- Opening Delimiter -
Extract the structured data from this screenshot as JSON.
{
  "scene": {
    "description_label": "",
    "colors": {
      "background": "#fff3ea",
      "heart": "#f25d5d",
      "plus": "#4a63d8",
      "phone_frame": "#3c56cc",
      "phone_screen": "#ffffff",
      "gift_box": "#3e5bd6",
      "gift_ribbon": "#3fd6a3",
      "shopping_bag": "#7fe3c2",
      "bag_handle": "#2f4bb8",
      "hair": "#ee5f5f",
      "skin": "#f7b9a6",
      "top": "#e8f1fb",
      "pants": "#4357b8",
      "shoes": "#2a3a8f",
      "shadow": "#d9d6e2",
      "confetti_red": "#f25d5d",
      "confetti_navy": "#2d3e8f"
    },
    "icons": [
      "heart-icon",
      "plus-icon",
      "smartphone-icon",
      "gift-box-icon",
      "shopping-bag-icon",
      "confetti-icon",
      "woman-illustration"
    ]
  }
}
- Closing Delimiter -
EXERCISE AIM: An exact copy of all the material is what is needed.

ANSWER SECTION:
Extract the structured data from this screenshot as JSON.
{
  "scene": {
    "description_label": "",
    "colors": {
      "background": "#fff3ea",
      "heart": "#f25d5d",
      "plus": "#4a63d8",
      "phone_frame": "#3c56cc",
      "phone_screen": "#ffffff",
      "gift_box": "#3e5bd6",
      "gift_ribbon": "#3fd6a3",
      "shopping_bag": "#7fe3c2",
      "bag_handle": "#2f4bb8",
      "hair": "#ee5f5f",
      "skin": "#f7b9a6",
      "top": "#e8f1fb",
      "pants": "#4357b8",
      "shoes": "#2a3a8f",
      "shadow": "#d9d6e2",
      "confetti_red": "#f25d5d",
      "confetti_navy": "#2d3e8f"
    },
    "icons": [
      "heart-icon",
      "plus-icon",
      "smartphone-icon",
      "gift-box-icon",
      "shopping-bag-icon",
      "confetti-icon",
      "woman-illustration"
    ]
  }
}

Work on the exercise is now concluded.